** Opening Raw data block **

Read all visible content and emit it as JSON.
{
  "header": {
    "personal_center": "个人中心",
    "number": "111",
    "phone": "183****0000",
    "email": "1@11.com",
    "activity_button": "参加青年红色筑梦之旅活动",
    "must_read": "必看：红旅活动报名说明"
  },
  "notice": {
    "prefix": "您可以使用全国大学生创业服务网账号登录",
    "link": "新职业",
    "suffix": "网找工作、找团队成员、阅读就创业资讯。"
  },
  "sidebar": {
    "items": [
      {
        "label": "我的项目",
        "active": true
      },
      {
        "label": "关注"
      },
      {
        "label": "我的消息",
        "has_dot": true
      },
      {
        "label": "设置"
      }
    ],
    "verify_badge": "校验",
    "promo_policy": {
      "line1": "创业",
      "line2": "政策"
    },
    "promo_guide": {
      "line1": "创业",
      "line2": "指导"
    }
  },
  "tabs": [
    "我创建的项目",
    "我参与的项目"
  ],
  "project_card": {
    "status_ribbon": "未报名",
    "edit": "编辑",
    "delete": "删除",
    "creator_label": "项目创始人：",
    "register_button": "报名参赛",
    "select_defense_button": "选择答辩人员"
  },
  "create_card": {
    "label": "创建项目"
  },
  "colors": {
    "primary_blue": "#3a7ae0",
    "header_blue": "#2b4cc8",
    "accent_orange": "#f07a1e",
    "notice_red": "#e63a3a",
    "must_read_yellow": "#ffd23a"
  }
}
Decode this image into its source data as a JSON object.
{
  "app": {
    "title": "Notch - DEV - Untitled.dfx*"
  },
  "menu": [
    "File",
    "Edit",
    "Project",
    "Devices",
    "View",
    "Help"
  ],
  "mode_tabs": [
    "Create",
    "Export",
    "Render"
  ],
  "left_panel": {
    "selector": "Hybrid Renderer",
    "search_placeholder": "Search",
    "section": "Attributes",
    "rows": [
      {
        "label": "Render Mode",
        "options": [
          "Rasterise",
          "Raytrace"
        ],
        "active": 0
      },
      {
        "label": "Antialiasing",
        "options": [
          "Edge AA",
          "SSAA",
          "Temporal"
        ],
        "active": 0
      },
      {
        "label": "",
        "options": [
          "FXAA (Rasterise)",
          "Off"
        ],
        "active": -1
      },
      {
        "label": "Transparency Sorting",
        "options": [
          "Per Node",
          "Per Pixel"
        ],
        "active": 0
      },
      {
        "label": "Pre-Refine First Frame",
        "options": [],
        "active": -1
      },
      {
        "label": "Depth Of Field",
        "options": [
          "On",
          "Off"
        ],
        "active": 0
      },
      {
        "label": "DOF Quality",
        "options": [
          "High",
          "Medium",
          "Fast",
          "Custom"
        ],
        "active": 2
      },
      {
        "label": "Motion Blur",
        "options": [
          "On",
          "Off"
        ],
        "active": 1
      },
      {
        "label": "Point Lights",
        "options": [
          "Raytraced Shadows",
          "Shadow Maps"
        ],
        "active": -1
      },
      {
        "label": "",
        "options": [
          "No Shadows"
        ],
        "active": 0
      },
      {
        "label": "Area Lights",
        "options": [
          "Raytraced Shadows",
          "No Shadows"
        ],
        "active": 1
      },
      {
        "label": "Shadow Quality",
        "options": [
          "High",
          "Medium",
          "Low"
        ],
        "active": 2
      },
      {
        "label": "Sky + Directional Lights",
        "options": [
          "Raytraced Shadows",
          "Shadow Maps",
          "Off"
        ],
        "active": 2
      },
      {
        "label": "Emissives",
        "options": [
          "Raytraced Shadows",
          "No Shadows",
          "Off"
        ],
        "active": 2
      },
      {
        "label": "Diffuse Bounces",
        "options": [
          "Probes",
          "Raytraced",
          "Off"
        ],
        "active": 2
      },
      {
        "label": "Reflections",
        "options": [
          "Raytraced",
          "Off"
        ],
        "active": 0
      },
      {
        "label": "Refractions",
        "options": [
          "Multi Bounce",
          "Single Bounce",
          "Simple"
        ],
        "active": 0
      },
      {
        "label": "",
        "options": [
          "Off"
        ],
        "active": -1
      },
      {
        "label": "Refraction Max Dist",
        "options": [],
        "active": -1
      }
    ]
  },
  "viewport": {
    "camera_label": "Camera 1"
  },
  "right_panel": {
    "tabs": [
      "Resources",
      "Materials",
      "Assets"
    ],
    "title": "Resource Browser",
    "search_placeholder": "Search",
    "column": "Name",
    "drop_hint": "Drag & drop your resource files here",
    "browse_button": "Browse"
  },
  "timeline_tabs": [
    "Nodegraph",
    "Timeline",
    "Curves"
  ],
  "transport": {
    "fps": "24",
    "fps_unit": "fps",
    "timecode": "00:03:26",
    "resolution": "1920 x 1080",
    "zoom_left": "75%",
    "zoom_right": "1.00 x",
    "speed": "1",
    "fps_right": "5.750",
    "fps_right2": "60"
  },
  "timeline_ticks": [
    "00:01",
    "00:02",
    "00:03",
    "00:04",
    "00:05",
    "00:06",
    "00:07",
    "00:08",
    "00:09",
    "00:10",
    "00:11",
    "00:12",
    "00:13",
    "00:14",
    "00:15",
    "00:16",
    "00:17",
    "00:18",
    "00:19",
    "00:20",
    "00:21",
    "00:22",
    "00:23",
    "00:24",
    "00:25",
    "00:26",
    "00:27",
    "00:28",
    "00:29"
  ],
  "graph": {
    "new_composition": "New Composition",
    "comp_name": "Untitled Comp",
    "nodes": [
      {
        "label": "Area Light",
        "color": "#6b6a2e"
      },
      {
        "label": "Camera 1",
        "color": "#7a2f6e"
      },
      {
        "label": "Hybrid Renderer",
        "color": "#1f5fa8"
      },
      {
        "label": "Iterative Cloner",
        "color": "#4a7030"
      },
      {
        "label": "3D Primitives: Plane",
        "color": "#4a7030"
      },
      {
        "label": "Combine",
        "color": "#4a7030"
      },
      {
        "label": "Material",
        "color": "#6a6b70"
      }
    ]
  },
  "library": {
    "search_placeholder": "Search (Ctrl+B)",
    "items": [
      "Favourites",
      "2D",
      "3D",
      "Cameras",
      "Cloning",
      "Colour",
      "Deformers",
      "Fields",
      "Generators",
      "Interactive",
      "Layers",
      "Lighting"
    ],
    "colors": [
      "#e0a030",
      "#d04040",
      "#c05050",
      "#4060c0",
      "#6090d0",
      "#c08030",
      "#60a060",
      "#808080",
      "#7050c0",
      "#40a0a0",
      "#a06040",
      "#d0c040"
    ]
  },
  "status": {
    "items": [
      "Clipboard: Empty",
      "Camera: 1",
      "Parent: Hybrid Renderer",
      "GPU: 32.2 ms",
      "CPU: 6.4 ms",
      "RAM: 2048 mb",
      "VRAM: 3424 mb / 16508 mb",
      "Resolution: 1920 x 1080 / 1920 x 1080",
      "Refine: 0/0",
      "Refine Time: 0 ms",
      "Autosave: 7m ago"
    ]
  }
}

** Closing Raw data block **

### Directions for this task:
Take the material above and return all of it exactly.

### Response:
Read all visible content and emit it as JSON.
{
  "header": {
    "personal_center": "个人中心",
    "number": "111",
    "phone": "183****0000",
    "email": "1@11.com",
    "activity_button": "参加青年红色筑梦之旅活动",
    "must_read": "必看：红旅活动报名说明"
  },
  "notice": {
    "prefix": "您可以使用全国大学生创业服务网账号登录",
    "link": "新职业",
    "suffix": "网找工作、找团队成员、阅读就创业资讯。"
  },
  "sidebar": {
    "items": [
      {
        "label": "我的项目",
        "active": true
      },
      {
        "label": "关注"
      },
      {
        "label": "我的消息",
        "has_dot": true
      },
      {
        "label": "设置"
      }
    ],
    "verify_badge": "校验",
    "promo_policy": {
      "line1": "创业",
      "line2": "政策"
    },
    "promo_guide": {
      "line1": "创业",
      "line2": "指导"
    }
  },
  "tabs": [
    "我创建的项目",
    "我参与的项目"
  ],
  "project_card": {
    "status_ribbon": "未报名",
    "edit": "编辑",
    "delete": "删除",
    "creator_label": "项目创始人：",
    "register_button": "报名参赛",
    "select_defense_button": "选择答辩人员"
  },
  "create_card": {
    "label": "创建项目"
  },
  "colors": {
    "primary_blue": "#3a7ae0",
    "header_blue": "#2b4cc8",
    "accent_orange": "#f07a1e",
    "notice_red": "#e63a3a",
    "must_read_yellow": "#ffd23a"
  }
}
Decode this image into its source data as a JSON object.
{
  "app": {
    "title": "Notch - DEV - Untitled.dfx*"
  },
  "menu": [
    "File",
    "Edit",
    "Project",
    "Devices",
    "View",
    "Help"
  ],
  "mode_tabs": [
    "Create",
    "Export",
    "Render"
  ],
  "left_panel": {
    "selector": "Hybrid Renderer",
    "search_placeholder": "Search",
    "section": "Attributes",
    "rows": [
      {
        "label": "Render Mode",
        "options": [
          "Rasterise",
          "Raytrace"
        ],
        "active": 0
      },
      {
        "label": "Antialiasing",
        "options": [
          "Edge AA",
          "SSAA",
          "Temporal"
        ],
        "active": 0
      },
      {
        "label": "",
        "options": [
          "FXAA (Rasterise)",
          "Off"
        ],
        "active": -1
      },
      {
        "label": "Transparency Sorting",
        "options": [
          "Per Node",
          "Per Pixel"
        ],
        "active": 0
      },
      {
        "label": "Pre-Refine First Frame",
        "options": [],
        "active": -1
      },
      {
        "label": "Depth Of Field",
        "options": [
          "On",
          "Off"
        ],
        "active": 0
      },
      {
        "label": "DOF Quality",
        "options": [
          "High",
          "Medium",
          "Fast",
          "Custom"
        ],
        "active": 2
      },
      {
        "label": "Motion Blur",
        "options": [
          "On",
          "Off"
        ],
        "active": 1
      },
      {
        "label": "Point Lights",
        "options": [
          "Raytraced Shadows",
          "Shadow Maps"
        ],
        "active": -1
      },
      {
        "label": "",
        "options": [
          "No Shadows"
        ],
        "active": 0
      },
      {
        "label": "Area Lights",
        "options": [
          "Raytraced Shadows",
          "No Shadows"
        ],
        "active": 1
      },
      {
        "label": "Shadow Quality",
        "options": [
          "High",
          "Medium",
          "Low"
        ],
        "active": 2
      },
      {
        "label": "Sky + Directional Lights",
        "options": [
          "Raytraced Shadows",
          "Shadow Maps",
          "Off"
        ],
        "active": 2
      },
      {
        "label": "Emissives",
        "options": [
          "Raytraced Shadows",
          "No Shadows",
          "Off"
        ],
        "active": 2
      },
      {
        "label": "Diffuse Bounces",
        "options": [
          "Probes",
          "Raytraced",
          "Off"
        ],
        "active": 2
      },
      {
        "label": "Reflections",
        "options": [
          "Raytraced",
          "Off"
        ],
        "active": 0
      },
      {
        "label": "Refractions",
        "options": [
          "Multi Bounce",
          "Single Bounce",
          "Simple"
        ],
        "active": 0
      },
      {
        "label": "",
        "options": [
          "Off"
        ],
        "active": -1
      },
      {
        "label": "Refraction Max Dist",
        "options": [],
        "active": -1
      }
    ]
  },
  "viewport": {
    "camera_label": "Camera 1"
  },
  "right_panel": {
    "tabs": [
      "Resources",
      "Materials",
      "Assets"
    ],
    "title": "Resource Browser",
    "search_placeholder": "Search",
    "column": "Name",
    "drop_hint": "Drag & drop your resource files here",
    "browse_button": "Browse"
  },
  "timeline_tabs": [
    "Nodegraph",
    "Timeline",
    "Curves"
  ],
  "transport": {
    "fps": "24",
    "fps_unit": "fps",
    "timecode": "00:03:26",
    "resolution": "1920 x 1080",
    "zoom_left": "75%",
    "zoom_right": "1.00 x",
    "speed": "1",
    "fps_right": "5.750",
    "fps_right2": "60"
  },
  "timeline_ticks": [
    "00:01",
    "00:02",
    "00:03",
    "00:04",
    "00:05",
    "00:06",
    "00:07",
    "00:08",
    "00:09",
    "00:10",
    "00:11",
    "00:12",
    "00:13",
    "00:14",
    "00:15",
    "00:16",
    "00:17",
    "00:18",
    "00:19",
    "00:20",
    "00:21",
    "00:22",
    "00:23",
    "00:24",
    "00:25",
    "00:26",
    "00:27",
    "00:28",
    "00:29"
  ],
  "graph": {
    "new_composition": "New Composition",
    "comp_name": "Untitled Comp",
    "nodes": [
      {
        "label": "Area Light",
        "color": "#6b6a2e"
      },
      {
        "label": "Camera 1",
        "color": "#7a2f6e"
      },
      {
        "label": "Hybrid Renderer",
        "color": "#1f5fa8"
      },
      {
        "label": "Iterative Cloner",
        "color": "#4a7030"
      },
      {
        "label": "3D Primitives: Plane",
        "color": "#4a7030"
      },
      {
        "label": "Combine",
        "color": "#4a7030"
      },
      {
        "label": "Material",
        "color": "#6a6b70"
      }
    ]
  },
  "library": {
    "search_placeholder": "Search (Ctrl+B)",
    "items": [
      "Favourites",
      "2D",
      "3D",
      "Cameras",
      "Cloning",
      "Colour",
      "Deformers",
      "Fields",
      "Generators",
      "Interactive",
      "Layers",
      "Lighting"
    ],
    "colors": [
      "#e0a030",
      "#d04040",
      "#c05050",
      "#4060c0",
      "#6090d0",
      "#c08030",
      "#60a060",
      "#808080",
      "#7050c0",
      "#40a0a0",
      "#a06040",
      "#d0c040"
    ]
  },
  "status": {
    "items": [
      "Clipboard: Empty",
      "Camera: 1",
      "Parent: Hybrid Renderer",
      "GPU: 32.2 ms",
      "CPU: 6.4 ms",
      "RAM: 2048 mb",
      "VRAM: 3424 mb / 16508 mb",
      "Resolution: 1920 x 1080 / 1920 x 1080",
      "Refine: 0/0",
      "Refine Time: 0 ms",
      "Autosave: 7m ago"
    ]
  }
}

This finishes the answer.